*WORK REQUEST:*
Lines of the material that include the string "contact" should be returned.

= Beginning of Section =

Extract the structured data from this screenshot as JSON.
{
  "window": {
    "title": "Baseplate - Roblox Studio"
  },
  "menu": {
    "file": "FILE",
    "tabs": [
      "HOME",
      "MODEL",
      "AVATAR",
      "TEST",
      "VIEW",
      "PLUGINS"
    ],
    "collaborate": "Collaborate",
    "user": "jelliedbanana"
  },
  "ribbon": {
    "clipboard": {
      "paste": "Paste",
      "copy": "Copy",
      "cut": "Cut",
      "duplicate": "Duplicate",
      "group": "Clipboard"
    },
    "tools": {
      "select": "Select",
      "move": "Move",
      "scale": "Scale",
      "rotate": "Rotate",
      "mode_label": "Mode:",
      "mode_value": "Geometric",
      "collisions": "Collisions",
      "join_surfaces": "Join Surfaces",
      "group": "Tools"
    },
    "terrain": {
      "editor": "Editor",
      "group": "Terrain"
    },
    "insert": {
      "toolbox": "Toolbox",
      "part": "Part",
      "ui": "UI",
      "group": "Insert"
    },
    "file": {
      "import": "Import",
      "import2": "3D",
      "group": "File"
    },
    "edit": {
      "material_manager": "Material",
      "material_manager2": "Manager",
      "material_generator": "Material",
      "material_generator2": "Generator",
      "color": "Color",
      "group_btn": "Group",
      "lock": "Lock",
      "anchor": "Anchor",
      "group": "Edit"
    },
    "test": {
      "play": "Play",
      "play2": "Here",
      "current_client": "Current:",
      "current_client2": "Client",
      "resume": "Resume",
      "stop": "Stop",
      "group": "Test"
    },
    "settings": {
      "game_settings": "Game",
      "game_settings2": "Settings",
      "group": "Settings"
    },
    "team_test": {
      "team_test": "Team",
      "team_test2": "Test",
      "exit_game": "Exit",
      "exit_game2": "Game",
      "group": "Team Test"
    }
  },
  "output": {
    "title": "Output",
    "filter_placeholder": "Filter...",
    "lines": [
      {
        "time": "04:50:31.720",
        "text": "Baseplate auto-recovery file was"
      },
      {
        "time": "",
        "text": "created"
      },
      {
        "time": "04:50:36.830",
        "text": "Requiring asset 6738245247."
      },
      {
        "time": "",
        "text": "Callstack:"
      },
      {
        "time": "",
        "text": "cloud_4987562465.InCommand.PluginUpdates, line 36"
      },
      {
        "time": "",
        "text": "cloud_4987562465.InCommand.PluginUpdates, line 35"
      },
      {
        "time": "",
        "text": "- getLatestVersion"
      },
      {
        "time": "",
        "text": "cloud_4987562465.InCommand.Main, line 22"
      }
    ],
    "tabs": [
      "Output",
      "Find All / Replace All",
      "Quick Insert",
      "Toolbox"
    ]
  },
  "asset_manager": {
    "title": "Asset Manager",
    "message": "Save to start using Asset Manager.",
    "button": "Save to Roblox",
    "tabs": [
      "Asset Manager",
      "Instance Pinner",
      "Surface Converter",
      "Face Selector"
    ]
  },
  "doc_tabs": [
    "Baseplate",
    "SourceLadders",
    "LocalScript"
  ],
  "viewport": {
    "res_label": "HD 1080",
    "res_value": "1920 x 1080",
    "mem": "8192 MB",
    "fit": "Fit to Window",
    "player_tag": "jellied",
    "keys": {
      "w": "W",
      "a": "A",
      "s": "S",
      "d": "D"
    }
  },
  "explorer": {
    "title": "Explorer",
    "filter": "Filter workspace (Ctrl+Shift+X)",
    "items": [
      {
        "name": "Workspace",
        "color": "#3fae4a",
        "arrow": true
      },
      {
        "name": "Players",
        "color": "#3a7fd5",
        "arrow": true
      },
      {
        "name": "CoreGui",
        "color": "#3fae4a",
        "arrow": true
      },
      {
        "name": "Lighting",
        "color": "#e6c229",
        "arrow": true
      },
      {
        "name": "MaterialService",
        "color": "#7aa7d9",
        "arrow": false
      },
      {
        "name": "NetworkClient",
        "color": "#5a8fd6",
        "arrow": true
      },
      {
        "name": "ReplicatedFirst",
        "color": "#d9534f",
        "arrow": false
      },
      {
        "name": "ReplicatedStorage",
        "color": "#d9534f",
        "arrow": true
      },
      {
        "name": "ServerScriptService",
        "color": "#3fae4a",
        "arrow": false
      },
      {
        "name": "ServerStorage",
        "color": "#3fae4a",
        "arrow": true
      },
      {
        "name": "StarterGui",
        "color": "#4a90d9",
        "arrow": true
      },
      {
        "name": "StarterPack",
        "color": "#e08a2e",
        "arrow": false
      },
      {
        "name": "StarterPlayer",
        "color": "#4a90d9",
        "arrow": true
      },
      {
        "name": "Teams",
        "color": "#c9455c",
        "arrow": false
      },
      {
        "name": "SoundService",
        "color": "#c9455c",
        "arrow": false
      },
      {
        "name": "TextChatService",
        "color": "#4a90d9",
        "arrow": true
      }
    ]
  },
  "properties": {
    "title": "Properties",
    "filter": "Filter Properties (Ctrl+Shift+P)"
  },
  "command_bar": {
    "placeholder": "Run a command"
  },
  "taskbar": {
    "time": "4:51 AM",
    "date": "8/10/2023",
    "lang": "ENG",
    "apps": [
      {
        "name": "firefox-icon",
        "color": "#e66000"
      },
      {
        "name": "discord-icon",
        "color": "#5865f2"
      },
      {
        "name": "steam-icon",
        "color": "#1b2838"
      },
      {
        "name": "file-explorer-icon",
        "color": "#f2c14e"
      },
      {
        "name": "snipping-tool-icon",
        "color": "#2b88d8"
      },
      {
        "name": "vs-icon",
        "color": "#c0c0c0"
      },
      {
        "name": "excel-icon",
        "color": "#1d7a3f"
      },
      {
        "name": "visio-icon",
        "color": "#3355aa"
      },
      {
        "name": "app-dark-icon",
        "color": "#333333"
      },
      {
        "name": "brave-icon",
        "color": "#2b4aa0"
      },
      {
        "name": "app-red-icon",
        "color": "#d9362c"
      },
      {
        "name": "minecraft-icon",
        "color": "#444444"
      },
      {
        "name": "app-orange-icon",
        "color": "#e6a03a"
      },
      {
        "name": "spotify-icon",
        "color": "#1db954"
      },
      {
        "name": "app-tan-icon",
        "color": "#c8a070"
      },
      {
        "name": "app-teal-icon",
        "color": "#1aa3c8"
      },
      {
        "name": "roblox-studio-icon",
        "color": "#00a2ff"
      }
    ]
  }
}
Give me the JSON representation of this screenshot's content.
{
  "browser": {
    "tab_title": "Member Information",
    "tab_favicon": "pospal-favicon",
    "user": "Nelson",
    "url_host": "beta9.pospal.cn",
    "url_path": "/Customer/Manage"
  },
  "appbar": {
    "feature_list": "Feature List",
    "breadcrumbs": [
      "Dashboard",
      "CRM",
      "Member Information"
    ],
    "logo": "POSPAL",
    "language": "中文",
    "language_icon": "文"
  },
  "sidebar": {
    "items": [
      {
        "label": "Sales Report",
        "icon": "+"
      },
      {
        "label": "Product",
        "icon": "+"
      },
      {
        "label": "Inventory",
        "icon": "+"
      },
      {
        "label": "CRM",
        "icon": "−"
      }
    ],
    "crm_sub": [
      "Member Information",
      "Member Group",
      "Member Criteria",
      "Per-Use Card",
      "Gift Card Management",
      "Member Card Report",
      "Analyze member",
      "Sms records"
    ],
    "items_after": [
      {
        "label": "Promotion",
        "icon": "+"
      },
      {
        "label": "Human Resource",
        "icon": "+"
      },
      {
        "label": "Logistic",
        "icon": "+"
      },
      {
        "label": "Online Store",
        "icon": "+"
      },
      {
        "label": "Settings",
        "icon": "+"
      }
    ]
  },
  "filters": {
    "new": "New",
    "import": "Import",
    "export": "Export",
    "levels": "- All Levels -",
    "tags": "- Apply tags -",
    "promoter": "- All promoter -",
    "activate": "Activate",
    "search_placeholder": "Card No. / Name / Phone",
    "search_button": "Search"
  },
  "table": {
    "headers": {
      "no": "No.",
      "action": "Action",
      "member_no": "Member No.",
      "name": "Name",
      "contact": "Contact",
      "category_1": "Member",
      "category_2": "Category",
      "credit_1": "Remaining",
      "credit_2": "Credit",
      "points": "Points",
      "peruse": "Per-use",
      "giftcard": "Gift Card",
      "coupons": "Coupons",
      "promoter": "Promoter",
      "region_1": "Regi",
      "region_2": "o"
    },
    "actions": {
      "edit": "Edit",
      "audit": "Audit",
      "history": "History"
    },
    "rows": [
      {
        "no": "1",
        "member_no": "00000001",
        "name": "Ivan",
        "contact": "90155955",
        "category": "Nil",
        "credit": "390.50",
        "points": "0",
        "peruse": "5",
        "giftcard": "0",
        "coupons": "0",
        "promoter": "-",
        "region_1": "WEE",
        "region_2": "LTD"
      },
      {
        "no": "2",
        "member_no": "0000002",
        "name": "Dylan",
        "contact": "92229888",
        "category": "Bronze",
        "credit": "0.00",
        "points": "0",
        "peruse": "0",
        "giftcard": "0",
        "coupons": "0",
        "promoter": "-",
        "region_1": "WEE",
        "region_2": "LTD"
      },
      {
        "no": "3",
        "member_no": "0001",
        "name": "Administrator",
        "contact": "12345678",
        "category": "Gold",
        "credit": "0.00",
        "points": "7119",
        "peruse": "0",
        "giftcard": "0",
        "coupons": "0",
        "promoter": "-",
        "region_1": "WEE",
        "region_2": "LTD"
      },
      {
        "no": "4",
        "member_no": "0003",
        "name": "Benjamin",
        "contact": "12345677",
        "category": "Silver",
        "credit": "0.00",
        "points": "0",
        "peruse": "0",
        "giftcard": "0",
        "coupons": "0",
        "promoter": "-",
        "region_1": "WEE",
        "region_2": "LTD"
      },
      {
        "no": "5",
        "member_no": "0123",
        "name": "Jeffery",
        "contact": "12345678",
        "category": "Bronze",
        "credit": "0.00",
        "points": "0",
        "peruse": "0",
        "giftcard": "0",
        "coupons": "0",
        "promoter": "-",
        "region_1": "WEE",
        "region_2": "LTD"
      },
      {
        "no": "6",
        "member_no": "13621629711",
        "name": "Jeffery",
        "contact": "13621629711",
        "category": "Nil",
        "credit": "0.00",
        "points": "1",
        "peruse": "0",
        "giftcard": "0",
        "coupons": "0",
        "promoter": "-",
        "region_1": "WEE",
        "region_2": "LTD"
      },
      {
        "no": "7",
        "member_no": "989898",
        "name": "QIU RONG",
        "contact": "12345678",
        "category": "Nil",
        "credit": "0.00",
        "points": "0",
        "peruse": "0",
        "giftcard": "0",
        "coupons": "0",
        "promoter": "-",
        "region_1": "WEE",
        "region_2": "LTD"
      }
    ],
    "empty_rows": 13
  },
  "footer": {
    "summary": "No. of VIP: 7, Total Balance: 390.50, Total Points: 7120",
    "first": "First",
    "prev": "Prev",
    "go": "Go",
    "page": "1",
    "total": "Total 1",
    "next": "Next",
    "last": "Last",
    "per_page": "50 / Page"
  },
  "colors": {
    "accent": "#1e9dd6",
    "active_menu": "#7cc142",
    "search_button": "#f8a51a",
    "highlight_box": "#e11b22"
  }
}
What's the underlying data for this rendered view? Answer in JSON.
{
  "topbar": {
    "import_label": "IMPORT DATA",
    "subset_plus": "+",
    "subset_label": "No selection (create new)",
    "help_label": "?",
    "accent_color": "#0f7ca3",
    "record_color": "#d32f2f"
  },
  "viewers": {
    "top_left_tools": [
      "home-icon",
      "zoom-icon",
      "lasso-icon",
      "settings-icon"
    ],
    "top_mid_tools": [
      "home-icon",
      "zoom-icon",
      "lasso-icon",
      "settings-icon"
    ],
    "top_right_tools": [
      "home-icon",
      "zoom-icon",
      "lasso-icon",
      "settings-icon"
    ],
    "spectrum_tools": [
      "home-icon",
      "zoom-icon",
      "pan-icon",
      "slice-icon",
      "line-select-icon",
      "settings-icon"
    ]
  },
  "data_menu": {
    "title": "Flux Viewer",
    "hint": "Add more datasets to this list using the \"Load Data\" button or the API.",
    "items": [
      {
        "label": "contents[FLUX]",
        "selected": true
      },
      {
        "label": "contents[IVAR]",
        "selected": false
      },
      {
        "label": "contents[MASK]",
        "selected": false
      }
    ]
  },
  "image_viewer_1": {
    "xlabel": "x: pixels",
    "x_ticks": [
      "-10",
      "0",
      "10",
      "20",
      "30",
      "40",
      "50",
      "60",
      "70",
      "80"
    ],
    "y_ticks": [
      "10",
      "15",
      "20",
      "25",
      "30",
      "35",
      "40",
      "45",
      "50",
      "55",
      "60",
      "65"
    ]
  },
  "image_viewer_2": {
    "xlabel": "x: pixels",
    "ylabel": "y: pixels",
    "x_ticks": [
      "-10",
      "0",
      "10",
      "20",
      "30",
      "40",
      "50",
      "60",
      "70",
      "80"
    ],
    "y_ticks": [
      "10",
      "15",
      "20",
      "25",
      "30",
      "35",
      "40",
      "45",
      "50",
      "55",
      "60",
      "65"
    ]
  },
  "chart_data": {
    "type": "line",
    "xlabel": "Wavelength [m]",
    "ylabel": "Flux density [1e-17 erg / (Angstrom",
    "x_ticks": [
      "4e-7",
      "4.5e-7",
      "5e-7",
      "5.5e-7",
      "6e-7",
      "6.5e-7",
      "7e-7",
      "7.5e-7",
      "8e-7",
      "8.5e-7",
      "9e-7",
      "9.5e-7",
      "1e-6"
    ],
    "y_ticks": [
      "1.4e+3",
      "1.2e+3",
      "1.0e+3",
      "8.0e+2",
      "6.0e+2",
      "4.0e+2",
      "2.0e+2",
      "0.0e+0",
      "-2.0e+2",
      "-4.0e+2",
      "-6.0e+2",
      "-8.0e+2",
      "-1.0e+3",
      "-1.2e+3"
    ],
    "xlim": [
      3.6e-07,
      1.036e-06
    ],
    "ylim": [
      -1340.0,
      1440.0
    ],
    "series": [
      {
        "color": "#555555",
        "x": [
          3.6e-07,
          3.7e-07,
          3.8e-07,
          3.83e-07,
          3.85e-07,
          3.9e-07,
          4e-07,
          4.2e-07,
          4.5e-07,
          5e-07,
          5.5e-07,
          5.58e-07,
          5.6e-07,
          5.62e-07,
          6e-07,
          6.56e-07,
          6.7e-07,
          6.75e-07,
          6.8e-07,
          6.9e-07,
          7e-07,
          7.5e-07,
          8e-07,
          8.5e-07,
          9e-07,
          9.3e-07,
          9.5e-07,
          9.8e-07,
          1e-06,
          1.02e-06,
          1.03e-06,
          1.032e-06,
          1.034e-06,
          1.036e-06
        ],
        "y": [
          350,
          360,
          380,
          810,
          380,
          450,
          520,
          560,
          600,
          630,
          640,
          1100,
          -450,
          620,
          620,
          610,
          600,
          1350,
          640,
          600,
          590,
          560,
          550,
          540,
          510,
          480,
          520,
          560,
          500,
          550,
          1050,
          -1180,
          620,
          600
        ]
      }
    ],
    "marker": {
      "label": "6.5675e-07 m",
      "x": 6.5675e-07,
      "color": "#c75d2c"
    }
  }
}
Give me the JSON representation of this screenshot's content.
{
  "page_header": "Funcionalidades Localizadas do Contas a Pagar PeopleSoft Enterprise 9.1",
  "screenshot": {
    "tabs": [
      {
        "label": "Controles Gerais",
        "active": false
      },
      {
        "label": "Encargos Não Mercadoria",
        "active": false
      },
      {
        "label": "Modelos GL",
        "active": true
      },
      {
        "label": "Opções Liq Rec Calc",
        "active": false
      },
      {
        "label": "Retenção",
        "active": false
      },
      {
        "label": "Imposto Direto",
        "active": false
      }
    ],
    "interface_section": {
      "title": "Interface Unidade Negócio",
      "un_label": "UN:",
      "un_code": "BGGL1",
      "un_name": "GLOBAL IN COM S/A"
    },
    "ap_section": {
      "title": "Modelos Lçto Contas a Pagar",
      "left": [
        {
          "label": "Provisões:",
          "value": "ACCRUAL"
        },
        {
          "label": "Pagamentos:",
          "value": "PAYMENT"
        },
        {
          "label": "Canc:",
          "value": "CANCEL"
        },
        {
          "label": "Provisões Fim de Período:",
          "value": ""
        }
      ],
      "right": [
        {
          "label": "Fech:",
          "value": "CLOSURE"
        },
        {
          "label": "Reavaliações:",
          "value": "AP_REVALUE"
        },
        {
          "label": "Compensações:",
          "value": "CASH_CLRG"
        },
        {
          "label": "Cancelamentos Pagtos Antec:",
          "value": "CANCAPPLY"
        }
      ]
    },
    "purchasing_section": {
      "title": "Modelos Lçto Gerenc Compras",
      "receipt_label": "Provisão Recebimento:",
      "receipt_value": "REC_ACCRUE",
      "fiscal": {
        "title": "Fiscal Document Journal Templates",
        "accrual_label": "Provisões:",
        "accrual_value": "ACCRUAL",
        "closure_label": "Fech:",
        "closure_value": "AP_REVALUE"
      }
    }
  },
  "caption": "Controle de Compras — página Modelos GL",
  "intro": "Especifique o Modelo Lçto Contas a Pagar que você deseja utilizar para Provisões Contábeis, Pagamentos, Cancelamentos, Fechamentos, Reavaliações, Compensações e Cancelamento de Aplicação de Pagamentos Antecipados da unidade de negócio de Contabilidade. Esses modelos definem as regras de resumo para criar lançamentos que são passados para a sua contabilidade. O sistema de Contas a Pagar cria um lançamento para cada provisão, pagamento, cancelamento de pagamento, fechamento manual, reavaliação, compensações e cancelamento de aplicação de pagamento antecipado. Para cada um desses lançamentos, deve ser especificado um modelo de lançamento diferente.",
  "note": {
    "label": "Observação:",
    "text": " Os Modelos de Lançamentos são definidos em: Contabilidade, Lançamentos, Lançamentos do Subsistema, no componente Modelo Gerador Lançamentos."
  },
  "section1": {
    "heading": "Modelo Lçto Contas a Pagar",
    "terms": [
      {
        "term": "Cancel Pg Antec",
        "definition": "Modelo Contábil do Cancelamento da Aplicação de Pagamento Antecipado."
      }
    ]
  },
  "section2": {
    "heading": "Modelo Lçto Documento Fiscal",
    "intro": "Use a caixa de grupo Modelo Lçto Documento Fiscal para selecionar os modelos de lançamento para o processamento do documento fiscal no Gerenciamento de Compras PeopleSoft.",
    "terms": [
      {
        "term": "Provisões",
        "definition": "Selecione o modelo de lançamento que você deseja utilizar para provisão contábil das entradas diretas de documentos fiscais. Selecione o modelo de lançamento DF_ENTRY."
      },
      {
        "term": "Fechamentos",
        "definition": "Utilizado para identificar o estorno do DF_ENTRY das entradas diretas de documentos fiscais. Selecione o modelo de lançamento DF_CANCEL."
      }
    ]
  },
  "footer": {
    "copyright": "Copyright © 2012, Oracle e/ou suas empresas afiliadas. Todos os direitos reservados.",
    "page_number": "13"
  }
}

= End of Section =

*EXERCISE RESPONSE:*
      "contact": "Contact",
        "contact": "90155955",
        "contact": "92229888",
        "contact": "12345678",
        "contact": "12345677",
        "contact": "12345678",
        "contact": "13621629711",
        "contact": "12345678",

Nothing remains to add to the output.